So, the guy can use girls for sex, party, have pre marital sex, be an atheist but the heroine must be a religious, virgin, simple girl with no past at all and it is justified to use and ditch the vamp because she was not a ‘good girl’ and was just meant to be used and thrown away. Now, if we reverse the situation: the heroine was living that life and ditches her outgoing boyfriend for a ‘good and traditional’ guy, do you think he will accept her past? Hell no!
We even justify this behaviour by using stupid catchphrases like: “Some girls are not for flirting, only for loving” and “A lock which opens by every key is not a reliable lock”.
So are girls a lock now? Wow. This habit of making women a product for consumption by men and their entertainment is not new, where women are judged on how well they can serve men or how they fit in their desires. This is actually a psychological condition called the Madonna Whore complex in which men are reared in such an environment that they can only respect and love women who are Madonnas (virgins, morally right) and can only have sex with whores (women with a promiscuous life). This complex prevails in our lives, in our media, everywhere!
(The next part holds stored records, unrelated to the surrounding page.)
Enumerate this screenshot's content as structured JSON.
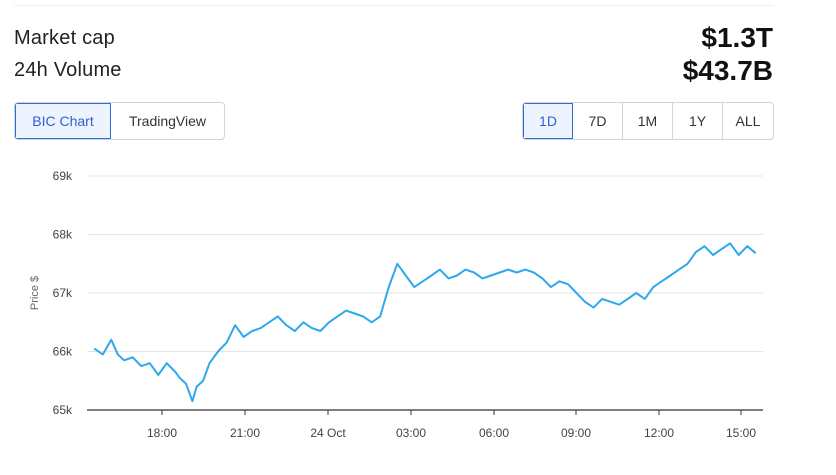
{
  "stats": [
    {
      "label": "Market cap",
      "value": "$1.3T"
    },
    {
      "label": "24h Volume",
      "value": "$43.7B"
    }
  ],
  "chart_source_tabs": {
    "options": [
      "BIC Chart",
      "TradingView"
    ],
    "active": "BIC Chart"
  },
  "range_tabs": {
    "options": [
      "1D",
      "7D",
      "1M",
      "1Y",
      "ALL"
    ],
    "active": "1D"
  },
  "colors": {
    "line": "#2ea8ec",
    "accent": "#2f6be0",
    "grid": "#e6e6e6"
  },
  "chart_data": {
    "type": "line",
    "ylabel": "Price $",
    "ylim": [
      65000,
      69000
    ],
    "y_ticks": [
      {
        "value": 65000,
        "label": "65k"
      },
      {
        "value": 66000,
        "label": "66k"
      },
      {
        "value": 67000,
        "label": "67k"
      },
      {
        "value": 68000,
        "label": "68k"
      },
      {
        "value": 69000,
        "label": "69k"
      }
    ],
    "x_unit": "hours since 00:00, 23 Oct",
    "xlim": [
      15.9,
      31.6
    ],
    "x_ticks": [
      {
        "value": 18,
        "label": "18:00"
      },
      {
        "value": 21,
        "label": "21:00"
      },
      {
        "value": 24,
        "label": "24 Oct"
      },
      {
        "value": 27,
        "label": "03:00"
      },
      {
        "value": 30,
        "label": "06:00"
      },
      {
        "value": 33,
        "label": "09:00"
      },
      {
        "value": 36,
        "label": "12:00"
      },
      {
        "value": 39,
        "label": "15:00"
      }
    ],
    "series": [
      {
        "x": [
          16.0,
          16.2,
          16.4,
          16.55,
          16.7,
          16.9,
          17.1,
          17.3,
          17.5,
          17.7,
          17.9,
          18.0,
          18.15,
          18.3,
          18.4,
          18.55,
          18.7,
          18.9,
          19.1,
          19.3,
          19.5,
          19.7,
          19.9,
          20.1,
          20.3,
          20.5,
          20.7,
          20.9,
          21.1,
          21.3,
          21.5,
          21.7,
          21.9,
          22.1,
          22.3,
          22.5,
          22.7,
          22.9,
          23.1,
          23.3,
          23.5,
          23.7,
          23.9,
          24.1,
          24.3,
          24.5,
          24.7,
          24.9,
          25.0,
          25.1,
          25.3,
          25.5,
          25.7,
          25.9,
          26.1,
          26.3,
          26.5,
          26.7,
          26.9,
          27.1,
          27.3,
          27.5,
          27.7,
          27.9,
          28.1,
          28.3,
          28.5,
          28.7,
          28.9,
          29.1,
          29.3,
          29.5,
          29.7,
          29.9,
          30.1,
          30.3,
          30.5,
          30.7,
          30.9,
          31.1,
          31.3,
          31.5
        ],
        "y": [
          66050,
          65950,
          66200,
          65950,
          65850,
          65900,
          65750,
          65800,
          65600,
          65800,
          65650,
          65550,
          65450,
          65150,
          65400,
          65500,
          65800,
          66000,
          66150,
          66450,
          66250,
          66350,
          66400,
          66500,
          66600,
          66450,
          66350,
          66500,
          66400,
          66350,
          66500,
          66600,
          66700,
          66650,
          66600,
          66500,
          66600,
          67100,
          67500,
          67300,
          67100,
          67200,
          67300,
          67400,
          67250,
          67300,
          67400,
          67350,
          67300,
          67250,
          67300,
          67350,
          67400,
          67350,
          67400,
          67350,
          67250,
          67100,
          67200,
          67150,
          67000,
          66850,
          66750,
          66900,
          66850,
          66800,
          66900,
          67000,
          66900,
          67100,
          67200,
          67300,
          67400,
          67500,
          67700,
          67800,
          67650,
          67750,
          67850,
          67650,
          67800,
          67680
        ]
      }
    ]
  }
}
A recent TOI article on Indian serials quoted a script writer as saying that ”there is an unspoken rule that the wife will not leave her husband, he can beat her, abuse her but she will not leave him. She’ll withstand everything and ultimately change him.” Lastly, the article said that it helps these women relate to the characters because they themselves cannot escape the realities of their very similar lives. However, this just reinforces stereotypes and makes those women believe they can also change their abusive husband instead of looking for a way out of a troubled marriage.
We cannot tackle misogyny if we continue to promote small variants of it in our everyday life and criticize anyone who goes against it. It’s time to reevaluate the definition of the ‘Good girl’ and question ourselves if the lives we lead are really free from modern and independent. We also need to challenge the way media portrays the ‘good girl’, and stop them from promoting a dependent, meek and submissive girls as ‘good’. While it’s okay to be soft spoken, embody the traditional feminine qualities and traits and dress in outfits that cover your body, it is NOT the only way a woman needs to be. We need to start asking for TV content which shows more real modern women – who are not dependent, are sexually and emotionally liberated and wear what they want!
Story by Aishwarya Upreti